> [Interface dataset entries]
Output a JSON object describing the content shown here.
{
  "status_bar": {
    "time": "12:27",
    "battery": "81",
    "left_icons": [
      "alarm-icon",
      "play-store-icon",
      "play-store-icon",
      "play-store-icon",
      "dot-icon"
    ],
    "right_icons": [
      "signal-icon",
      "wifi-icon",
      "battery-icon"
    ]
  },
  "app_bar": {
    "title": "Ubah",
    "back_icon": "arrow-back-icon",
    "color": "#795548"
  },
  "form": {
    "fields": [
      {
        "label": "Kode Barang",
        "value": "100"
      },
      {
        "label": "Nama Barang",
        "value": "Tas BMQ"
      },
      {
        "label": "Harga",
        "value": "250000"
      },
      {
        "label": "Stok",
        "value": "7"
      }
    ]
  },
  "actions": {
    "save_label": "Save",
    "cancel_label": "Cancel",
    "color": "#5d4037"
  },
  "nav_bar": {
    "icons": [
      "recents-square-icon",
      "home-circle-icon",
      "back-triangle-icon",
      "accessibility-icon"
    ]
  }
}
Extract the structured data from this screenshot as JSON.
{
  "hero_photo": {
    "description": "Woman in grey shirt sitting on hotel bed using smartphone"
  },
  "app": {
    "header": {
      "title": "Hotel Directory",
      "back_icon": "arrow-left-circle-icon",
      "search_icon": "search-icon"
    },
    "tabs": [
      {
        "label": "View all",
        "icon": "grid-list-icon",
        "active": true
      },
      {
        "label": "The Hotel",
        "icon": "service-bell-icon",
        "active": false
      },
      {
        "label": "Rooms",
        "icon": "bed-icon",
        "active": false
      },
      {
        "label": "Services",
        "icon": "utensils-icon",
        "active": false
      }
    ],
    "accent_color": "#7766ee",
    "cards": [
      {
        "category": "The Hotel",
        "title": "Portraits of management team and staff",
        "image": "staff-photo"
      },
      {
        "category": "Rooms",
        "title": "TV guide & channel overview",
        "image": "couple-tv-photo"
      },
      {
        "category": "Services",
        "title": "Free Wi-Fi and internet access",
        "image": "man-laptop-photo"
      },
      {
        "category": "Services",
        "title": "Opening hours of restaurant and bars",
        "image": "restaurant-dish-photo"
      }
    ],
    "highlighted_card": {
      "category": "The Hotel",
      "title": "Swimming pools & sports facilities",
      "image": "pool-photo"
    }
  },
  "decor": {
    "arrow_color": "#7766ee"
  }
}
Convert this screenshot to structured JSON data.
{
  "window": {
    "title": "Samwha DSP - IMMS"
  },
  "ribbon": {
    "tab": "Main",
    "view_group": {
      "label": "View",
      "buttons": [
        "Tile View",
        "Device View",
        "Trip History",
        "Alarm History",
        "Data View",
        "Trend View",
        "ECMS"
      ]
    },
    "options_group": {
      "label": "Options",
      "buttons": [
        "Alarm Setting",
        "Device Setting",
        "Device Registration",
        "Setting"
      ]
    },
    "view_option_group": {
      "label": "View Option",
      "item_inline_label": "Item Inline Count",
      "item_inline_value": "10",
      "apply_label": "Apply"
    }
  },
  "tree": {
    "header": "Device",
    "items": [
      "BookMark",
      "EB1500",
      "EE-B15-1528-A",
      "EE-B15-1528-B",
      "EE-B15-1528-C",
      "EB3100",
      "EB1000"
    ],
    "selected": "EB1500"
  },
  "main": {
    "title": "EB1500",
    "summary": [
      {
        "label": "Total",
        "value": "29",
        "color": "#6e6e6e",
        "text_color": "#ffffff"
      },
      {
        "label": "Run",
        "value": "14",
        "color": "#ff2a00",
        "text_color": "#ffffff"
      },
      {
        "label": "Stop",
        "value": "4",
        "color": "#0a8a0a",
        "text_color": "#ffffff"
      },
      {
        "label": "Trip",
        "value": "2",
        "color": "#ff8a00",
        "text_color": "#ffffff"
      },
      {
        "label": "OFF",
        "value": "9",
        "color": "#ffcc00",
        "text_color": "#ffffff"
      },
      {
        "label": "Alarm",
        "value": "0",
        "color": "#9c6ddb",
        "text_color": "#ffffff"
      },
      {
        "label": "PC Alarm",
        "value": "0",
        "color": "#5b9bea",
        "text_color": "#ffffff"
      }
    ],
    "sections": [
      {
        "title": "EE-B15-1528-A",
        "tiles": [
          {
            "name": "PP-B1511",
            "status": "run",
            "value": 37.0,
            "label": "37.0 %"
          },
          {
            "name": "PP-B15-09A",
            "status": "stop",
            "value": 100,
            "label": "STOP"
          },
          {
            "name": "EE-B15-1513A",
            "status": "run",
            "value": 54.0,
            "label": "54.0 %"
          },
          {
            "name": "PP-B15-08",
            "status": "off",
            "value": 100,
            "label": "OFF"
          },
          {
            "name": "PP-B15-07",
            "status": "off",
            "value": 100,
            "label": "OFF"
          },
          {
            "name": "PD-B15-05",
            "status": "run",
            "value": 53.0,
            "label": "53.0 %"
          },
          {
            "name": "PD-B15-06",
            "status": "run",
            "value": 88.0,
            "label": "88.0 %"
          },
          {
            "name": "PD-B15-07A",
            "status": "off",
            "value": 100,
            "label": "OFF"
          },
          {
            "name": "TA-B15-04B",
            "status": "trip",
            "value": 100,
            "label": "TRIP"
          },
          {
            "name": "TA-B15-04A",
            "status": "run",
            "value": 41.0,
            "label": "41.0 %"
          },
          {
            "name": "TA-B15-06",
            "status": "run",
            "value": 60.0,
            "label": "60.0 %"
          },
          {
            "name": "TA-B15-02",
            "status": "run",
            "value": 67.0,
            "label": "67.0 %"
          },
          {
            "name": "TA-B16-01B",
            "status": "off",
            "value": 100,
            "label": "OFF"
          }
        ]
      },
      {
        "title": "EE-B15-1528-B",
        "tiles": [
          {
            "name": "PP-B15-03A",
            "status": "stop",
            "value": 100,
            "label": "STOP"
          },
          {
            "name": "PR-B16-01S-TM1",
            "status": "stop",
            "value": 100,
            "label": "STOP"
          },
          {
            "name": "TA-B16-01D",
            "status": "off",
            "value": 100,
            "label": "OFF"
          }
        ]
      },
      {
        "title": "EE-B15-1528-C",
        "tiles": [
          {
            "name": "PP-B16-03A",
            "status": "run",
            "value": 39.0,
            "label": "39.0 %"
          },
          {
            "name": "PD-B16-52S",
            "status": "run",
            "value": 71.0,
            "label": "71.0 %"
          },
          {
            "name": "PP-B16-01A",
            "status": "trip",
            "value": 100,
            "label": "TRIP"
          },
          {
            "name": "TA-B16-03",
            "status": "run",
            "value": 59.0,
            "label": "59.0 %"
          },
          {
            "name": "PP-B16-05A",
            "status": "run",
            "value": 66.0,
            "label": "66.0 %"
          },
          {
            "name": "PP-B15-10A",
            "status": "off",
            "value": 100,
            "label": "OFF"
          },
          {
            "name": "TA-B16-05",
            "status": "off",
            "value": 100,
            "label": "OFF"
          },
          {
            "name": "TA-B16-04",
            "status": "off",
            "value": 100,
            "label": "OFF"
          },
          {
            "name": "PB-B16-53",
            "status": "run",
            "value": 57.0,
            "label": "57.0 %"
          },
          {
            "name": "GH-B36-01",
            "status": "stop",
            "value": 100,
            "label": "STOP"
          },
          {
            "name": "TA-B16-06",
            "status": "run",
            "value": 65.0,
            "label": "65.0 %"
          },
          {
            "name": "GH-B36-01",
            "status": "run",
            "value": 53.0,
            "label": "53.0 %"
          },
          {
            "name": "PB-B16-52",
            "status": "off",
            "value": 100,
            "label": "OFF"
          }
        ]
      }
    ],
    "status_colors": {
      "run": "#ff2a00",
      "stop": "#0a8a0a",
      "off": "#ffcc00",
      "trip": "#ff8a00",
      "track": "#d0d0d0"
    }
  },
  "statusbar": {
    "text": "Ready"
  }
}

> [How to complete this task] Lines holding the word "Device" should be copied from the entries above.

> [Solution to this task]
        "Device View",
        "Device Setting",
        "Device Registration",
    "header": "Device",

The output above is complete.